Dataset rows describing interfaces
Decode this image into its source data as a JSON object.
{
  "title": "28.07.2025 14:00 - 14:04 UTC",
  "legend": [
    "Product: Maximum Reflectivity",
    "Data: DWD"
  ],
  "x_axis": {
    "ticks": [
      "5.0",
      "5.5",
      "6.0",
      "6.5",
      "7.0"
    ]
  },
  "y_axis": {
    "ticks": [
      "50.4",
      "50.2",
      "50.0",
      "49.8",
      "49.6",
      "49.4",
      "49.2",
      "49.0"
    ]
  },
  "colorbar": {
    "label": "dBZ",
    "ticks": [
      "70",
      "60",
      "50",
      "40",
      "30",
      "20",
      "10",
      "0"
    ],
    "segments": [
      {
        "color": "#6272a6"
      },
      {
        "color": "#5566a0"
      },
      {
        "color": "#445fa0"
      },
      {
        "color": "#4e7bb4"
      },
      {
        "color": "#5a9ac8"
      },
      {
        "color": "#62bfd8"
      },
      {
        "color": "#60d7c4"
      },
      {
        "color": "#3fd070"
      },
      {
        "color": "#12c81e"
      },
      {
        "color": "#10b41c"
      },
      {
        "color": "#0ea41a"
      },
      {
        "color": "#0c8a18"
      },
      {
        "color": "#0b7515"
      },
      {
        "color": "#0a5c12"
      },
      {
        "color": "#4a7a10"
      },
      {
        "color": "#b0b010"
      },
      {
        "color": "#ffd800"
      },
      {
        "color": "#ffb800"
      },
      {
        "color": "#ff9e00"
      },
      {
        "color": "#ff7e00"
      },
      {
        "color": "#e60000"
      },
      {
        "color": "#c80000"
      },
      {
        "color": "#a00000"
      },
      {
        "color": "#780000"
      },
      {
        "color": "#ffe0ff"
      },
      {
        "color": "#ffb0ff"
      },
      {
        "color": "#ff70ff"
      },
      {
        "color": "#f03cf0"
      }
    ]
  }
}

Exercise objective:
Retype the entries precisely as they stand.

Answer to the problem:
Decode this image into its source data as a JSON object.
{
  "title": "28.07.2025 14:00 - 14:04 UTC",
  "legend": [
    "Product: Maximum Reflectivity",
    "Data: DWD"
  ],
  "x_axis": {
    "ticks": [
      "5.0",
      "5.5",
      "6.0",
      "6.5",
      "7.0"
    ]
  },
  "y_axis": {
    "ticks": [
      "50.4",
      "50.2",
      "50.0",
      "49.8",
      "49.6",
      "49.4",
      "49.2",
      "49.0"
    ]
  },
  "colorbar": {
    "label": "dBZ",
    "ticks": [
      "70",
      "60",
      "50",
      "40",
      "30",
      "20",
      "10",
      "0"
    ],
    "segments": [
      {
        "color": "#6272a6"
      },
      {
        "color": "#5566a0"
      },
      {
        "color": "#445fa0"
      },
      {
        "color": "#4e7bb4"
      },
      {
        "color": "#5a9ac8"
      },
      {
        "color": "#62bfd8"
      },
      {
        "color": "#60d7c4"
      },
      {
        "color": "#3fd070"
      },
      {
        "color": "#12c81e"
      },
      {
        "color": "#10b41c"
      },
      {
        "color": "#0ea41a"
      },
      {
        "color": "#0c8a18"
      },
      {
        "color": "#0b7515"
      },
      {
        "color": "#0a5c12"
      },
      {
        "color": "#4a7a10"
      },
      {
        "color": "#b0b010"
      },
      {
        "color": "#ffd800"
      },
      {
        "color": "#ffb800"
      },
      {
        "color": "#ff9e00"
      },
      {
        "color": "#ff7e00"
      },
      {
        "color": "#e60000"
      },
      {
        "color": "#c80000"
      },
      {
        "color": "#a00000"
      },
      {
        "color": "#780000"
      },
      {
        "color": "#ffe0ff"
      },
      {
        "color": "#ffb0ff"
      },
      {
        "color": "#ff70ff"
      },
      {
        "color": "#f03cf0"
      }
    ]
  }
}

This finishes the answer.